Go through the listing below and count each line with the word "title" in it; return only the count.
*** Data in this exercise Section Begins ***
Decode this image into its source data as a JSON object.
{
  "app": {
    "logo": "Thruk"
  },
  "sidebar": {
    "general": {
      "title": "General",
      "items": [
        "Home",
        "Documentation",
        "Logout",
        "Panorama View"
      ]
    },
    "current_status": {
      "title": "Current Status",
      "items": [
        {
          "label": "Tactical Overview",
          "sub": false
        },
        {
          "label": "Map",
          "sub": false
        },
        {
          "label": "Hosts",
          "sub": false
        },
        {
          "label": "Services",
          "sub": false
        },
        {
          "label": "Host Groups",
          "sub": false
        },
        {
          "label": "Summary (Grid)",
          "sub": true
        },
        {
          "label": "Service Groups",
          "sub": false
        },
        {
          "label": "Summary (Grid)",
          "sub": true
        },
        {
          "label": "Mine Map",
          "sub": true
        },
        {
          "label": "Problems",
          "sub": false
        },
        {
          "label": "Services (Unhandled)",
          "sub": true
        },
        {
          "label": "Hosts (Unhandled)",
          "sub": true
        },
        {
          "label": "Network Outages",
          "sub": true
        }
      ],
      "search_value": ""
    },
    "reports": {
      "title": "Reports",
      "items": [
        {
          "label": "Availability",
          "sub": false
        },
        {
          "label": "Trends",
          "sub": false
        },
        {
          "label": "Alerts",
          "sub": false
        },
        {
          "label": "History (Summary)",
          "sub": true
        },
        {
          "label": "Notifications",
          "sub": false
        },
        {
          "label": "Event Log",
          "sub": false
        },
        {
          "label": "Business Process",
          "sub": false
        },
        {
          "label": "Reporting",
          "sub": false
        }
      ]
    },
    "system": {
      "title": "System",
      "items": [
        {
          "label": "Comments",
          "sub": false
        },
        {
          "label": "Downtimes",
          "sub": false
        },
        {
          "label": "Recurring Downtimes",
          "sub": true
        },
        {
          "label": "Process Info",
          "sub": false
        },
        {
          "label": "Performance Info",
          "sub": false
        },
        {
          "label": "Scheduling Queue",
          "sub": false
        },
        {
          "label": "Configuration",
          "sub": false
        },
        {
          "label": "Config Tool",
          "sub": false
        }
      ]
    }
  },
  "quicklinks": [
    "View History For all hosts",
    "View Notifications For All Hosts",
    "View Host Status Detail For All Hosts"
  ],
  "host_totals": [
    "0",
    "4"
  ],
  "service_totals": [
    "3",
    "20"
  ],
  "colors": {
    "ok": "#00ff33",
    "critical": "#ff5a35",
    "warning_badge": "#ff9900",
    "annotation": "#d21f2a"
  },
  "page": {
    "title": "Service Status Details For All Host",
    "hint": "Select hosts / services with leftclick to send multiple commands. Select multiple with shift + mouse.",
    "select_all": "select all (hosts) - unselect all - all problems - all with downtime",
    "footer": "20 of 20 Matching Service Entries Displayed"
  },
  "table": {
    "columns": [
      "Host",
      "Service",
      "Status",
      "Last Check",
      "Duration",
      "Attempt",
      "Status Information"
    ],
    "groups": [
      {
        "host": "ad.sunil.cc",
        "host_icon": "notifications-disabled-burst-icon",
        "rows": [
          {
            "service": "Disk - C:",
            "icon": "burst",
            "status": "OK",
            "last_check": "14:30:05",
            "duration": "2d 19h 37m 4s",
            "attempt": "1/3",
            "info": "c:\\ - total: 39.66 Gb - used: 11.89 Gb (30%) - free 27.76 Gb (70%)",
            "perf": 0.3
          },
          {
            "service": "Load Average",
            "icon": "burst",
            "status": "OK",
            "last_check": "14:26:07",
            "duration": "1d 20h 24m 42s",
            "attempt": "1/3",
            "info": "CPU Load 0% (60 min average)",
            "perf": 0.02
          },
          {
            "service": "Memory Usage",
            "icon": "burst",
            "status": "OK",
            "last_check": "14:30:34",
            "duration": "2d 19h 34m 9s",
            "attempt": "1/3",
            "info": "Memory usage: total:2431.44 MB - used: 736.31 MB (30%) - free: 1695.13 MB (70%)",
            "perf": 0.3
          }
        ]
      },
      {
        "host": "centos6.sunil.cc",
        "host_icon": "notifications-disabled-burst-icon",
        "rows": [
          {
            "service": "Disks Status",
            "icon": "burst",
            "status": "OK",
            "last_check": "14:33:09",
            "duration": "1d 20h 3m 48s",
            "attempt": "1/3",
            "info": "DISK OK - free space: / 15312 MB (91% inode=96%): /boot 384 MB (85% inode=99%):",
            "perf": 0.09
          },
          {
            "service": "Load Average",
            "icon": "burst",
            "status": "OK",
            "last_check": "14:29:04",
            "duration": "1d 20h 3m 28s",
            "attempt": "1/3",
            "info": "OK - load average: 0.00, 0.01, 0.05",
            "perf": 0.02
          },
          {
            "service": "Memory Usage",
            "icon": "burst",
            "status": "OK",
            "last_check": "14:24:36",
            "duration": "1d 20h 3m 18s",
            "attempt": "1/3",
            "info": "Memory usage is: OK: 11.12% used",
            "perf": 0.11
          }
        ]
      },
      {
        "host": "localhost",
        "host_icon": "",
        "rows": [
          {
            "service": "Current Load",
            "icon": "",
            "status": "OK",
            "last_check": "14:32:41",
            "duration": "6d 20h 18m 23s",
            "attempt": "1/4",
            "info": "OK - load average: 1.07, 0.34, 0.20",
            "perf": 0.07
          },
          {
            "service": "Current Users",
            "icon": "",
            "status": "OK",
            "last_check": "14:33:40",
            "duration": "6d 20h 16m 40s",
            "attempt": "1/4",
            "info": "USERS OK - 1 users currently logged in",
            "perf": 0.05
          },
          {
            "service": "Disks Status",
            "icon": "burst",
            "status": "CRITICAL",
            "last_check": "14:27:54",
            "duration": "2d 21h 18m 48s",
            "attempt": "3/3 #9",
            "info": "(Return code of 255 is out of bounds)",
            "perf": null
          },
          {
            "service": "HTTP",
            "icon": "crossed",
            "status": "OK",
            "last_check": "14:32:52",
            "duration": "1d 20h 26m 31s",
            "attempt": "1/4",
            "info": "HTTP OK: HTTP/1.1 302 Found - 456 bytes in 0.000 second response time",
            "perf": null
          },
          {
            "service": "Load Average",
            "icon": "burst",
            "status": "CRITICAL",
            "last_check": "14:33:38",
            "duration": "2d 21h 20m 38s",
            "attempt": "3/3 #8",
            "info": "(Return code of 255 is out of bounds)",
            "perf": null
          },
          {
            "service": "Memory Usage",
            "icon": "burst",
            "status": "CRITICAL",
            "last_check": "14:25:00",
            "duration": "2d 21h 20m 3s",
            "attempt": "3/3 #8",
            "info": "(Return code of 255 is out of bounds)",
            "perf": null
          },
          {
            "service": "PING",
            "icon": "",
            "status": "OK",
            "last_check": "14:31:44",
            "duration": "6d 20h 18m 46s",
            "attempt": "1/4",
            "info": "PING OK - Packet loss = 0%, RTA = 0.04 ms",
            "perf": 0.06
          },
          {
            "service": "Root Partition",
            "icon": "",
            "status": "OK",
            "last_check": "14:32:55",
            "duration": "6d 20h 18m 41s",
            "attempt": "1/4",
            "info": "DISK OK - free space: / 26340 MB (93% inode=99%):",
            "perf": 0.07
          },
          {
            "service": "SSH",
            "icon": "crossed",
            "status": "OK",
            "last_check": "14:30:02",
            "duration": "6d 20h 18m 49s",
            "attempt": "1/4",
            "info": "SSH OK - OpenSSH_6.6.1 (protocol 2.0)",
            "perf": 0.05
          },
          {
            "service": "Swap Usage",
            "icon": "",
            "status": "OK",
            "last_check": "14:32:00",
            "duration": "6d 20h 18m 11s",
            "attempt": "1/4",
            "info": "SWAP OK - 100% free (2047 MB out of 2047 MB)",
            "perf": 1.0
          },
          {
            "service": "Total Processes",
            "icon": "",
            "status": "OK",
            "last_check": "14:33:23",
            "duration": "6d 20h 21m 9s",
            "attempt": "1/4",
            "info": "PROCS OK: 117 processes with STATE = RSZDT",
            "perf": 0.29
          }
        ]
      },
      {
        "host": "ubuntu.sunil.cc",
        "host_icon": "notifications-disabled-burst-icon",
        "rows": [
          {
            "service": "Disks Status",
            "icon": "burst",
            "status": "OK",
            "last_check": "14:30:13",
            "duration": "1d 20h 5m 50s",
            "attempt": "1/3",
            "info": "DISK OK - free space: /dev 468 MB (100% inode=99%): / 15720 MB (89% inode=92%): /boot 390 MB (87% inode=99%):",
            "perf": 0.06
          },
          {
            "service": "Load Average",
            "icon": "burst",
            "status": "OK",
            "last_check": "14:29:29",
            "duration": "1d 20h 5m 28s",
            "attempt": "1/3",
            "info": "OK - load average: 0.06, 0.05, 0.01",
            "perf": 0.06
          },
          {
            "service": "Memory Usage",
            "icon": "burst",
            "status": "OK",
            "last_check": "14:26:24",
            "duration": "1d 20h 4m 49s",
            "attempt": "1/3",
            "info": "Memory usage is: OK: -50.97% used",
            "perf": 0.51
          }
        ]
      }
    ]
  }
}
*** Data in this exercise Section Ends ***
- **Problem solution**: 5